Before you begin reading, it is evident that this will not be a happily ever after ending. Yet, The End of Your Life Book Club is not really a sad story. Will Schwalbe is able to show readers the impact of his mother's life. He was also able to show the real and lasting impact her reading had on her and her children and grandchildren. This is a beautiful tribute to the remarkable Mary Ann Schwalbe.
I honestly couldn't put it down- it's a really wonderful book.
The backstory is this: Will Schwalbe's mom, Mary, is diagnosed with pancreatic cancer, which (as the doctor says) is "treatable but not curable". Will vows to be as supportive to his mom as he can. But Mary isn't your typical middle-aged woman- this is a woman who has been on the frontlines of some of the most volatile areas on the earth, championing human rights, education, and literacy. She's also a sort of buttoned-up and reserved soul, not one to expound much on her feelings or emotions. She faces her illness with sort of a brisk honesty.
Will realizes that the best way he can support his mom, engage her, and open up the lines of communication is to share in one of Mary's passions- books. Will is a editor at a major publishing company, so he's quite a fan of books, as well.
So he and Mary begin sharing books, and every time the two see each other, they discuss the books they read. In the process, Mary begins to reveal more and more about not only her vast experiences, but also her emotions and her fears.
I've read quite a few "book project" books and many of them come across as an giant compiled Cliff's Notes of books that are read.Read more ›

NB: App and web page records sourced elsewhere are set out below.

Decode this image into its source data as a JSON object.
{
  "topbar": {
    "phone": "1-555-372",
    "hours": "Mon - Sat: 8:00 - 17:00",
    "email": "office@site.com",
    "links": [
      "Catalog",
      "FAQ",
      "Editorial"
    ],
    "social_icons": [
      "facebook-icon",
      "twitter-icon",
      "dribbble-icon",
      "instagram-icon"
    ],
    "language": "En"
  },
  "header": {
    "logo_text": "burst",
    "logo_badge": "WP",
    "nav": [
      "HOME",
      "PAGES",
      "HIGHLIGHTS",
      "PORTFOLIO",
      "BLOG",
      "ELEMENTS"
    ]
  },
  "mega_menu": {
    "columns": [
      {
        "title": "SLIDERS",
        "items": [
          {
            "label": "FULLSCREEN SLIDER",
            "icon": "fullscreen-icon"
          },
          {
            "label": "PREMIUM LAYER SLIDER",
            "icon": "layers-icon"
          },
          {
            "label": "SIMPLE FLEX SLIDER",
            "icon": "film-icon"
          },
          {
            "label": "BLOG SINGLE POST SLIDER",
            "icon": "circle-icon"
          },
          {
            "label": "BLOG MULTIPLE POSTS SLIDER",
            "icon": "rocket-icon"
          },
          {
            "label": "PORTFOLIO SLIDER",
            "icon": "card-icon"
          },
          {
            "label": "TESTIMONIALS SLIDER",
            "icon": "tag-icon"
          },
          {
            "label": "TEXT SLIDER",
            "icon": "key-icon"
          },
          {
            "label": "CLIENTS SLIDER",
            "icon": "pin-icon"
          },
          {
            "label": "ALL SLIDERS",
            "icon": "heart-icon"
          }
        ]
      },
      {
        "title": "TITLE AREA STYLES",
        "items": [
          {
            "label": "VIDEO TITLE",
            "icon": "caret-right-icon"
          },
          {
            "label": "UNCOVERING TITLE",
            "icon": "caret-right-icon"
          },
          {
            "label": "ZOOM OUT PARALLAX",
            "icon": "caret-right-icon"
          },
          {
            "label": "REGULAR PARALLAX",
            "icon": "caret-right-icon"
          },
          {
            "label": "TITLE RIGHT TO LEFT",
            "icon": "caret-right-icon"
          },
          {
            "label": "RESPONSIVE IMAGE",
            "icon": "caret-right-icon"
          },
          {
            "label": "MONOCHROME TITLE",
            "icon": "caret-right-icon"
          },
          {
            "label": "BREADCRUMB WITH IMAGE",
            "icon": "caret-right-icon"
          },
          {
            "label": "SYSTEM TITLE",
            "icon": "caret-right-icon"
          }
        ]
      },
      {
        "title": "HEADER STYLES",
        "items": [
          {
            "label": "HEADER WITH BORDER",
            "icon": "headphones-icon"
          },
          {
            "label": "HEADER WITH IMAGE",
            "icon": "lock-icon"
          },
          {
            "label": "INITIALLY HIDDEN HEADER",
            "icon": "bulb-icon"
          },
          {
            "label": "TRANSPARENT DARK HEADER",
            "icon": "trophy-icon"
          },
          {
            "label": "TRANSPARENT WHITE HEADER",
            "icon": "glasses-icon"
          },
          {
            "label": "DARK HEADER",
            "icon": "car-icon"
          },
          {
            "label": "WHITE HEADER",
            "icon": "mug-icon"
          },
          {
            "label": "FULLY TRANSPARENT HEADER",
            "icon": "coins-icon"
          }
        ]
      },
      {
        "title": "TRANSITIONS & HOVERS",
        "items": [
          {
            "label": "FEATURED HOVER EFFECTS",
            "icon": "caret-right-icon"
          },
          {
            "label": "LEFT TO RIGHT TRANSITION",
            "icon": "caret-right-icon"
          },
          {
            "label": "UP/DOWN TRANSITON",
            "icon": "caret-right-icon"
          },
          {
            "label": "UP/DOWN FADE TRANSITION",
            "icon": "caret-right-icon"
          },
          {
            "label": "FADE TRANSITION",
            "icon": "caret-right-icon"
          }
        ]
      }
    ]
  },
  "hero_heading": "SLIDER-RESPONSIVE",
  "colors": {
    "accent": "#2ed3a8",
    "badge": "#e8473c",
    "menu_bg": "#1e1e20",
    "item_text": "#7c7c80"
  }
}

Often books about lists of books disappoint me but this one was definitely worth it. The author works in publishing, media and writing, so he knows books and literature. His mother, whom he adores, is dying of pancreatic cancer. She too was a voracious reader. They always exchanged books but in her illness they form a secret book club of two to discuss what they are reading during the long chemo sessions (he goes to most with her). Rest assured, she is not just some little wimp of a woman with cancer - she has a powerful resume: well educated, a working mother all her married life, was dean of admissions for Harvard and Radcliff, directed a number of exclusive schools and did massive (and I mean massive) humanitarian work. She lived in many places (London, Paris) and travelled the world for her causes: Afghanistan, Pakistan, Africa - lived in dangerous places to do her work. She was part of the founding of the IRC - International Rescue Committee (a favorite charity of mine), was shot at, starved, got all sorts of diseases from her travels but she was a survivor. Her final work was building a library with mobile units in Afghanistan. She travelled all over the US raising money and she worked on this project almost to her dying breath. And she raised a big family. And through all of this she read voraciously.Read more ›
Most Recent Customer Reviews
Exactly what I needed. Going through a similar situation and this book truly lifted me up. Well written, beautiful tribute and a treasure for any book lover.Published 7 days ago by R Sweeting
In rating this book, I vacillated between okay and like. Overall I liked the story. I had to work a little at dismissing the wealth of this family but the mother's charity work... Read morePublished 13 days ago by Carolyn Dargevics
I laughed, I cried and I remembered some of the books he mentions in the course of the book. The author made me remember how important books are to us. Read it! Read morePublished 23 days ago by Laura S
True store that many may be able to relate to. Especially if a family member has gone through stressful cancer treatments. Read morePublished 27 days ago by Christena Hauser
This was such a lovely book! I didn't realize it actually follows the author's experience with his mother. I really loved it. Read morePublished 1 month ago by janellen